● What you will do: Return the records below word for word.

▬▬▬▬▬▬

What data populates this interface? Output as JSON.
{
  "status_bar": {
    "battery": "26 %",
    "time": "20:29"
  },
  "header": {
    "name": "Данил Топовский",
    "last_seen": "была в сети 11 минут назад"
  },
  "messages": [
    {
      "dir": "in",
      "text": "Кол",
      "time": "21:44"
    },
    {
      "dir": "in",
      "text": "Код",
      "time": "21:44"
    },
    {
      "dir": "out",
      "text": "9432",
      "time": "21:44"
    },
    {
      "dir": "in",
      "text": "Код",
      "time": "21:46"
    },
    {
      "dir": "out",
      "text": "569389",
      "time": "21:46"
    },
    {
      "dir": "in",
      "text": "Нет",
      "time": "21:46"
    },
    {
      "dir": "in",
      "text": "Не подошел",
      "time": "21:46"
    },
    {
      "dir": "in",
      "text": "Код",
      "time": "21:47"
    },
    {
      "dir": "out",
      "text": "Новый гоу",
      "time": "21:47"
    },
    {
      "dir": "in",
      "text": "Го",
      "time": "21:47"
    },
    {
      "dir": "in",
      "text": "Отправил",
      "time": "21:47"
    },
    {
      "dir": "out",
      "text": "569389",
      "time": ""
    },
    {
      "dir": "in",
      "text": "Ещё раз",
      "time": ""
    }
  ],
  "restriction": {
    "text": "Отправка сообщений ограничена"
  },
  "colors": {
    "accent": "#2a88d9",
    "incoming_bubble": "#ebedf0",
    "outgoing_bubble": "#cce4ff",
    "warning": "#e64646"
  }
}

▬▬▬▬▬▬

● Answer for the task:
What data populates this interface? Output as JSON.
{
  "status_bar": {
    "battery": "26 %",
    "time": "20:29"
  },
  "header": {
    "name": "Данил Топовский",
    "last_seen": "была в сети 11 минут назад"
  },
  "messages": [
    {
      "dir": "in",
      "text": "Кол",
      "time": "21:44"
    },
    {
      "dir": "in",
      "text": "Код",
      "time": "21:44"
    },
    {
      "dir": "out",
      "text": "9432",
      "time": "21:44"
    },
    {
      "dir": "in",
      "text": "Код",
      "time": "21:46"
    },
    {
      "dir": "out",
      "text": "569389",
      "time": "21:46"
    },
    {
      "dir": "in",
      "text": "Нет",
      "time": "21:46"
    },
    {
      "dir": "in",
      "text": "Не подошел",
      "time": "21:46"
    },
    {
      "dir": "in",
      "text": "Код",
      "time": "21:47"
    },
    {
      "dir": "out",
      "text": "Новый гоу",
      "time": "21:47"
    },
    {
      "dir": "in",
      "text": "Го",
      "time": "21:47"
    },
    {
      "dir": "in",
      "text": "Отправил",
      "time": "21:47"
    },
    {
      "dir": "out",
      "text": "569389",
      "time": ""
    },
    {
      "dir": "in",
      "text": "Ещё раз",
      "time": ""
    }
  ],
  "restriction": {
    "text": "Отправка сообщений ограничена"
  },
  "colors": {
    "accent": "#2a88d9",
    "incoming_bubble": "#ebedf0",
    "outgoing_bubble": "#cce4ff",
    "warning": "#e64646"
  }
}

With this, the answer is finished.